I Remember When, the sixth album from nostalgic-ambient artist Ex Confusion, deals with memory. Based in Tokyo, Atsuhito Omori returns to n5MD on March 22 with a string of smeared memories and further experiences. Abstract and overcast, Omori’s ambient music uses repetition and processed guitars, which are then embedded like old and frayed memories upon old and frayed formats. The transient and necessary path of life on Earth can be heard within its still music, its fading sequences nevertheless recurring over and over again in a mind that never wants to forget; the self and its personality is tied up in and influenced by the brain’s memories. As one will write down thoughts on paper, so too does Omori delicately engrave his textures; his penmanship is an expanding ambient, his blank page becoming stained in a blurry flood of washed-out and emotionally-delicate notes. These pieces are more about remembering and less about forgetting. Although the two often go hand-in-hand – one of them being unable to live without the other for too long, like yin and yang – the music wants to remember every single detail even as its images age and its photographs wear away at the corners; the muddied notes speak of the struggle when dealing with the topic of remembrance, even with such a beautiful photograph trapped somewhere behind the glass casings of the mind. The way her eyes lit up, the coronas a beautiful halo of colour; this too becomes hard to zero in on.

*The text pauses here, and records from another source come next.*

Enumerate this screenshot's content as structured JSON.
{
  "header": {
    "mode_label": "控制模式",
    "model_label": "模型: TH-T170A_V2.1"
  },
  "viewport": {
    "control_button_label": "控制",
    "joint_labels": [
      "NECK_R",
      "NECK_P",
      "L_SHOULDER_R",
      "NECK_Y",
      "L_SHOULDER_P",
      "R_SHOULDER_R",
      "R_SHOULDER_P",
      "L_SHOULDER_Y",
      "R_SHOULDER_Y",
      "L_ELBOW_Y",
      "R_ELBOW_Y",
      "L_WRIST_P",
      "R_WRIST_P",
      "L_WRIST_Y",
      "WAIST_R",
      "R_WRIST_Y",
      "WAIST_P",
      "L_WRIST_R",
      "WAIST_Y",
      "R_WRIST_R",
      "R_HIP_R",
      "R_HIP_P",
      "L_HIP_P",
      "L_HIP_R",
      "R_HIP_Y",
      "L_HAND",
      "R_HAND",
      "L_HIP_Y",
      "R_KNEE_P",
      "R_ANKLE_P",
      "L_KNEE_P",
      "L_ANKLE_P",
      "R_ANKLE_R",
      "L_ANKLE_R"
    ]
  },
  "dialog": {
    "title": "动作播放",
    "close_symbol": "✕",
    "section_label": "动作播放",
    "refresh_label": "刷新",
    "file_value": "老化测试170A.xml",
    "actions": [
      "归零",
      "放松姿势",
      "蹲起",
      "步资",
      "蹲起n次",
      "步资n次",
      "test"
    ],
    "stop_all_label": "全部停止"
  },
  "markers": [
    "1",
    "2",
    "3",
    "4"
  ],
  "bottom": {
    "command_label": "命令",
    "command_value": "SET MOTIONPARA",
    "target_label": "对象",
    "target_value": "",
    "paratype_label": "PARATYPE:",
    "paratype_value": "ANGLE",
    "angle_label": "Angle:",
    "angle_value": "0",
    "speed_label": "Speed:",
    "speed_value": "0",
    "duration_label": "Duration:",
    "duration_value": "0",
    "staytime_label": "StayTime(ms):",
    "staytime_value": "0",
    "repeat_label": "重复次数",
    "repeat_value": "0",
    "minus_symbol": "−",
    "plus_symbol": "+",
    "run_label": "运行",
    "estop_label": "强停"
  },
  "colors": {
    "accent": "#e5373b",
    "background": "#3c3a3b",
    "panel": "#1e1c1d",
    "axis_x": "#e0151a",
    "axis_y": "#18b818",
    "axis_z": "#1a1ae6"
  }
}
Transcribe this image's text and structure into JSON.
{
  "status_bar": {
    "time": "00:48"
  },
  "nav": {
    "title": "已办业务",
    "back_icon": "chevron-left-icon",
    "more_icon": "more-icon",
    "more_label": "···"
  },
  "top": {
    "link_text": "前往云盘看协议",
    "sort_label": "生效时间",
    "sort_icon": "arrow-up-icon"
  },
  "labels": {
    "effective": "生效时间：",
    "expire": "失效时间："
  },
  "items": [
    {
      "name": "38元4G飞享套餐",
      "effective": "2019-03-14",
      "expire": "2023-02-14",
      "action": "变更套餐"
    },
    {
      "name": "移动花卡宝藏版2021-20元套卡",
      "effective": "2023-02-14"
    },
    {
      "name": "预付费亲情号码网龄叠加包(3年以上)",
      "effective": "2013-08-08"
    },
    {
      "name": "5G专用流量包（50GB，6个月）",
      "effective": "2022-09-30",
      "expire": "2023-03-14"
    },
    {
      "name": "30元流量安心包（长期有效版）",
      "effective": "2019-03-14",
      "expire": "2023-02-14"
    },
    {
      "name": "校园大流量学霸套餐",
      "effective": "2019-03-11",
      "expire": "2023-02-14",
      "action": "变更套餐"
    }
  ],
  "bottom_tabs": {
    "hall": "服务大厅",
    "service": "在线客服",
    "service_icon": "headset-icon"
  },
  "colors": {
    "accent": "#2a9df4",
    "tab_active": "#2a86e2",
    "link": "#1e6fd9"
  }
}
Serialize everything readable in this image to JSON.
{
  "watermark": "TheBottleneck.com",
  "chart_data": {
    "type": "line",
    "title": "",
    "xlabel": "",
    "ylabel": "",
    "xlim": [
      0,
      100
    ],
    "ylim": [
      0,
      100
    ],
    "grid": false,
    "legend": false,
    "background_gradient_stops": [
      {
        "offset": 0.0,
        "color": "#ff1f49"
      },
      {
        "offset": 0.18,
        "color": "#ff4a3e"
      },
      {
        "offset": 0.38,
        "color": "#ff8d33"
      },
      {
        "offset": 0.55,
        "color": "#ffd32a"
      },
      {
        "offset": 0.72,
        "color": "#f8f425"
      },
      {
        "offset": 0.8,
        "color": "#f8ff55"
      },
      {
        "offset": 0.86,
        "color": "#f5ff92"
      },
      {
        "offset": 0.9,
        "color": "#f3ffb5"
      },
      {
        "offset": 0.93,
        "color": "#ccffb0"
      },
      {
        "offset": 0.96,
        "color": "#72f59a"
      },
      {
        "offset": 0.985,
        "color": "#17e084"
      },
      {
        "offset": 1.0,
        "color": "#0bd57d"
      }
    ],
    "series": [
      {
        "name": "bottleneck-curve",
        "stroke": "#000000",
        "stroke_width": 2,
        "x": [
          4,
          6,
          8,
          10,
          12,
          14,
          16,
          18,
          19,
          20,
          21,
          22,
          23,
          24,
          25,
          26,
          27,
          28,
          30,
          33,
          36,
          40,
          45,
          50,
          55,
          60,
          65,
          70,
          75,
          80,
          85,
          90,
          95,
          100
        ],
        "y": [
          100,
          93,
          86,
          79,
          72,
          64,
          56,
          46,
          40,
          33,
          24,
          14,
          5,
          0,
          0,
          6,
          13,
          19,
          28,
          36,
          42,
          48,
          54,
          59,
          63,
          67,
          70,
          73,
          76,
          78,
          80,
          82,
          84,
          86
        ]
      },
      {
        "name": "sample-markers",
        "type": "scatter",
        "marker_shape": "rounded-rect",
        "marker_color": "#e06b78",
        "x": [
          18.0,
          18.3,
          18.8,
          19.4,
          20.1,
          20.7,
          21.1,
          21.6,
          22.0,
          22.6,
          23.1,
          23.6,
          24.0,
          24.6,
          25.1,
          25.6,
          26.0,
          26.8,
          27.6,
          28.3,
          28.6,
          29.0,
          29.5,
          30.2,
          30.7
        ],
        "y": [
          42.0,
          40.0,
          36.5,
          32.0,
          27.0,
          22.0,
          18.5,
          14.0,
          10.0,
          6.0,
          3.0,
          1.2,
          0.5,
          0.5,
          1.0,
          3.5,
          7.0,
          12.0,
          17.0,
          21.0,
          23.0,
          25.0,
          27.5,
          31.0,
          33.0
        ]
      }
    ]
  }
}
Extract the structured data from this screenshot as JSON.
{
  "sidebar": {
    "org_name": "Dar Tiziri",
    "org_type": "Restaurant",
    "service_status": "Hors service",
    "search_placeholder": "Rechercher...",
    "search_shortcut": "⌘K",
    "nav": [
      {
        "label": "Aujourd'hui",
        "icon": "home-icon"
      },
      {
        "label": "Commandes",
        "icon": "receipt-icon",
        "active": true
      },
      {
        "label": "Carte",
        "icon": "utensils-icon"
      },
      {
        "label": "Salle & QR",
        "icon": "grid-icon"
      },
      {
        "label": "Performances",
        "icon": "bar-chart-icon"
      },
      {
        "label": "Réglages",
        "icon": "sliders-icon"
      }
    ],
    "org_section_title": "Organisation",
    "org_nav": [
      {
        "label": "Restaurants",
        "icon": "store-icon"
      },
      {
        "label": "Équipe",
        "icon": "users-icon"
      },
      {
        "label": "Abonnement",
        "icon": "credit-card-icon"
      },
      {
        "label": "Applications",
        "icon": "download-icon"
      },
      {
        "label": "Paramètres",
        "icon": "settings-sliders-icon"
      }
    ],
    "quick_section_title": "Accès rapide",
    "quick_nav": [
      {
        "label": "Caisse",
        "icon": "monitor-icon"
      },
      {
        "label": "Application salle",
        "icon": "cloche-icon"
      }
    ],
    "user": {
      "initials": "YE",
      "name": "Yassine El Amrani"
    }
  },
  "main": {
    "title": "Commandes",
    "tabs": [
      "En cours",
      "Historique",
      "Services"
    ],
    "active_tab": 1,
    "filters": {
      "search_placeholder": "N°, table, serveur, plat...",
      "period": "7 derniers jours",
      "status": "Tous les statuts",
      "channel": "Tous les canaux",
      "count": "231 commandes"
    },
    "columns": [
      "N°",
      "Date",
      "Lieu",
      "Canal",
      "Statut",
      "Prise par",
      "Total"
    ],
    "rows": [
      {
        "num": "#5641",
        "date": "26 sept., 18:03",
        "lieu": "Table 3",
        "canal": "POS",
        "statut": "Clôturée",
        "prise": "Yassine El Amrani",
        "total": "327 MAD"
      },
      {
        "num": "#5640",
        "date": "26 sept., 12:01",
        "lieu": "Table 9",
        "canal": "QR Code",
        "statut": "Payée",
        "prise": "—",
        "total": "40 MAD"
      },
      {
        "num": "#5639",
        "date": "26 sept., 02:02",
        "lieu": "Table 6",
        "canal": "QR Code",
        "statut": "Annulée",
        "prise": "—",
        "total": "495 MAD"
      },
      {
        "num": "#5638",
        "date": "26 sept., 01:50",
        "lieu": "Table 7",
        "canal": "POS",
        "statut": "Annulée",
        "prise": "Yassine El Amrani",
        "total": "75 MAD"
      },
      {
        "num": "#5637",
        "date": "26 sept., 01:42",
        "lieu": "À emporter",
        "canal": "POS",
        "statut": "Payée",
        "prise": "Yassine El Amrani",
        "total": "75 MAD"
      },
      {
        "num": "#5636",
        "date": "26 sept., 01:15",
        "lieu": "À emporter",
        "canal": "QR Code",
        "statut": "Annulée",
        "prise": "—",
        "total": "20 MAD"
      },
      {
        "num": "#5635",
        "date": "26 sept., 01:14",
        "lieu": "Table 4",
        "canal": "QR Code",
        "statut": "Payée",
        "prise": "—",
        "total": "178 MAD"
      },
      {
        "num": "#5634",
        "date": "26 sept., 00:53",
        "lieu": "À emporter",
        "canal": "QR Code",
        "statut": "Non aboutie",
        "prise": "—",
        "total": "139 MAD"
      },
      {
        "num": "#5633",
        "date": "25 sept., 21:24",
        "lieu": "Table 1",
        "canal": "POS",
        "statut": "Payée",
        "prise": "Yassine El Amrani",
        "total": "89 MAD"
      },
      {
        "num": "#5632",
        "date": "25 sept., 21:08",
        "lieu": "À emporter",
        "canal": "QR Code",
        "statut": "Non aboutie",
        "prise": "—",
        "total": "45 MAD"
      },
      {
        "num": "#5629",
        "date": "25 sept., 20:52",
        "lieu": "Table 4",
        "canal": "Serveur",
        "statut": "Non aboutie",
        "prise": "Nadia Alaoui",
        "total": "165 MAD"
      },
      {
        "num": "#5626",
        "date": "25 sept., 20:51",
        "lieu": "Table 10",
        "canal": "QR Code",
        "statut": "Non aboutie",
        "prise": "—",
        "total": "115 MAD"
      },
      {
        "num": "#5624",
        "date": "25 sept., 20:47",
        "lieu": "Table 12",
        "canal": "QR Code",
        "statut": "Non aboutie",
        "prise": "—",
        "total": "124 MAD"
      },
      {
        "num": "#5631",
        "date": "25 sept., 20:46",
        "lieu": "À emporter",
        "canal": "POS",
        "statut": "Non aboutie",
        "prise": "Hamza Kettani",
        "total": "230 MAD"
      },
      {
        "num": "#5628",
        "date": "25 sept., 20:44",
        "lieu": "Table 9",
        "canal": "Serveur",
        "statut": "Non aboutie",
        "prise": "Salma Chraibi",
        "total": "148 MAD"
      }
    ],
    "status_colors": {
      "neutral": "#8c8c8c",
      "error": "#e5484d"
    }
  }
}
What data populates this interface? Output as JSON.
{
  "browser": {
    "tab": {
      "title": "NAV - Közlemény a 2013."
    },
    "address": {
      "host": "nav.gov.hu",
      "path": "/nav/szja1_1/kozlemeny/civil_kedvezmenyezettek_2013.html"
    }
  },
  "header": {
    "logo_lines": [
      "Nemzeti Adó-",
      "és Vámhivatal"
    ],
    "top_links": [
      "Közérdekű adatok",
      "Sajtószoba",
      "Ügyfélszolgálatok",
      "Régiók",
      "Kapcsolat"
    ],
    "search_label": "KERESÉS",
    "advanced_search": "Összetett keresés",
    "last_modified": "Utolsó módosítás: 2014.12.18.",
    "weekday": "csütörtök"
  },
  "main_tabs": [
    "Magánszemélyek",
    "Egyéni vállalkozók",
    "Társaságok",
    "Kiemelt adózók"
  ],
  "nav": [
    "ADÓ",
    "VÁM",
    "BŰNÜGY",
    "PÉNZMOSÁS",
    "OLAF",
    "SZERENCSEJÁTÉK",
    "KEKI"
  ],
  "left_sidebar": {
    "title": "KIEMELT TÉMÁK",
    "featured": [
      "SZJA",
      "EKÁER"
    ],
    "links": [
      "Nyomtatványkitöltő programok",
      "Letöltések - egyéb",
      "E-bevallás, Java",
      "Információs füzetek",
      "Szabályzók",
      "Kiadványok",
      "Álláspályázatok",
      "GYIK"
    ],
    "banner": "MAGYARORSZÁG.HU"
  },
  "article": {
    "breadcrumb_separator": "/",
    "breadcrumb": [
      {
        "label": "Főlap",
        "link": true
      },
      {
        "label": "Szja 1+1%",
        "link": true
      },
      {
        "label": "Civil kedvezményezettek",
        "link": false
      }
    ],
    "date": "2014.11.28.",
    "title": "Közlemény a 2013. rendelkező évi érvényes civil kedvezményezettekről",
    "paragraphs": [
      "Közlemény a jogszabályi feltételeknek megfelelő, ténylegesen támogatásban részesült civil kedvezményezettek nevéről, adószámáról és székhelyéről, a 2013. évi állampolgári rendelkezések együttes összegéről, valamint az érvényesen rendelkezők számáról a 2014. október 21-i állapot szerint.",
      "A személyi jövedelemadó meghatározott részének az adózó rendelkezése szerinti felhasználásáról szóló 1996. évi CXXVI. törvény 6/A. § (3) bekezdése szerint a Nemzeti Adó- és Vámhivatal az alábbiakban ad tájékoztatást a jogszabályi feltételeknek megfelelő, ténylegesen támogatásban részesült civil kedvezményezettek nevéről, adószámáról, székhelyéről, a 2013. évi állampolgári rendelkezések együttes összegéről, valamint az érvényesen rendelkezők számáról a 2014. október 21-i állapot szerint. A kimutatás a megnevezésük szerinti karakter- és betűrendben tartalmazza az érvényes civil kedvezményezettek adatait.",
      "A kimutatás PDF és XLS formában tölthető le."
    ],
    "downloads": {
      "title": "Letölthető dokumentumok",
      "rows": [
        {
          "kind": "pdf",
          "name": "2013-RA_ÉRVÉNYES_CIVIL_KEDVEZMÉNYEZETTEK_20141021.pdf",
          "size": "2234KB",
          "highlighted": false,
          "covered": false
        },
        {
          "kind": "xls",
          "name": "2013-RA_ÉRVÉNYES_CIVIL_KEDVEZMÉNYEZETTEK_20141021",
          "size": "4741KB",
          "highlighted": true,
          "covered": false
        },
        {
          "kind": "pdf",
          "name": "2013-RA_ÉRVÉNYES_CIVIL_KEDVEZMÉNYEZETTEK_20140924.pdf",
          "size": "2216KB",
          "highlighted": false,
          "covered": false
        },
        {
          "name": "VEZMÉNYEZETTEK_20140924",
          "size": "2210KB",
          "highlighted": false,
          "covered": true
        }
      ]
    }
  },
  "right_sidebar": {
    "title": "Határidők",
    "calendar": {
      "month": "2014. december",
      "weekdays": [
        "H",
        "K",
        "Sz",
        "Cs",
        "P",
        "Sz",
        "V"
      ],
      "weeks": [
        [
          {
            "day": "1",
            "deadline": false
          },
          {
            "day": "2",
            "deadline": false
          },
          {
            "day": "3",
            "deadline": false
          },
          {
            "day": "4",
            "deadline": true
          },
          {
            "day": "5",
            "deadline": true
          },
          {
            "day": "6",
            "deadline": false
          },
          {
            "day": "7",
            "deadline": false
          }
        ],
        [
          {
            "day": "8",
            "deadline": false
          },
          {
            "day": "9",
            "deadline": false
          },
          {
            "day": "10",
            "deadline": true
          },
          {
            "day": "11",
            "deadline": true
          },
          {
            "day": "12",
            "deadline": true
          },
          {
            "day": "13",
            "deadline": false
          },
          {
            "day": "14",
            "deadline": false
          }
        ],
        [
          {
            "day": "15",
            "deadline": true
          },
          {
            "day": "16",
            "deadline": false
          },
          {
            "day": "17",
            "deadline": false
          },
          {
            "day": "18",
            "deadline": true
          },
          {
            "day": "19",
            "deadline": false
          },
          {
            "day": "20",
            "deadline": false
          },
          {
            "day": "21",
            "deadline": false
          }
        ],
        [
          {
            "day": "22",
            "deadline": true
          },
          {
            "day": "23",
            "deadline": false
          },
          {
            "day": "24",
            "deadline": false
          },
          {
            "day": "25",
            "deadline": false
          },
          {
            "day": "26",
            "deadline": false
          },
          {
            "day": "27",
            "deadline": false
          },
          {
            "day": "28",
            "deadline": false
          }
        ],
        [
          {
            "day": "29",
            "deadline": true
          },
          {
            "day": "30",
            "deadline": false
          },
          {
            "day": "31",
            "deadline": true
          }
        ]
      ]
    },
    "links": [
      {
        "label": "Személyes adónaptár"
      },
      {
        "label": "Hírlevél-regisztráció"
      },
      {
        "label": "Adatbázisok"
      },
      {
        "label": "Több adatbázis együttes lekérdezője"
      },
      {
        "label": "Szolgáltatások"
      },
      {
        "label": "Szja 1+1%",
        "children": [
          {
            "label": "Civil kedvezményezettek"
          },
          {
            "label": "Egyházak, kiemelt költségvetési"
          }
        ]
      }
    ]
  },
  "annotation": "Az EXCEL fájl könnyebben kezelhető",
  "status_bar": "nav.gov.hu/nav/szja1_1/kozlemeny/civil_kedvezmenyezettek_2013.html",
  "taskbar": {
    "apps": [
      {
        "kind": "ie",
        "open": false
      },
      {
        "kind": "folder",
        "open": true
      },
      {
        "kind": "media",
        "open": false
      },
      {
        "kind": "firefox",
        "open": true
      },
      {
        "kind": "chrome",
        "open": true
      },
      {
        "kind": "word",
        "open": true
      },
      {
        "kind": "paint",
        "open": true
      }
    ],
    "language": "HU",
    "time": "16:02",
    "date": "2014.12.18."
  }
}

The memory lives in the underlying brain-fog of old age, its rougher and sometimes shorter episodes dropping in like an unexpected vignette in the middle of the afternoon. The abrasive brevity of ‘Forgiveness’ indicates the pain of the act as well as the strong willpower to see it through. No-one said it would be easy, but its rough texture, although only brief, seems to be working it out, seeking atonement. Its sandpaper-like tone doesn’t digest as smoothly and it’s indicative of a poisonous thought, of something within that can’t let go of an issue, and that holds it back from forgiving, but its tones are also in the process of fading, its negative emotions perhaps finally ready to disappear, and the music dissolves in absolution; a total surrender to the negative, and tiring, waste of energy. Although just a minute long, it’s a clear track, weakly shining through like the morning sun after the heart’s darkest night. Ultimately, forgiveness is a beautiful thing. It leads to the longer ‘Tears’, which is another part of the healing process. Of course, moments can bring about sadness, and although Omori looks back, his music seems to be more concerned with the actual act of remembrance, and the emotions that initially struck the heart at the time of the mental photograph, rather than a sombre reflection of what things used to be like, of how they ended. ‘She Waited For You’ is similarly short, but the picture feels complete; the memory has ghosted in and out of the mind, as and when it wanted to.
‘I Owe The Earth A Body’ features Benoit Pioulard, aka Thomas Meluch, and its silk-smooth ambient music delivers. The title track swirls in the mix, and the layers come together and fall apart, completing a natural order and a mortal law in which everything must abide. Sometimes, though, acceptance can be hard. ‘What I Miss Most’ tugs at the heartstrings with a heavy dose of nostalgia. ‘Your Touch’ ends the album, but the penultimate track can be tied onto the coda…what I miss most is your touch. What one misses most is often what one deems to be most precious. These memories are, for the most part, at least, a warming comfort for the heart, worn like a necklace of faith in rougher weather, accessible even on rainy days.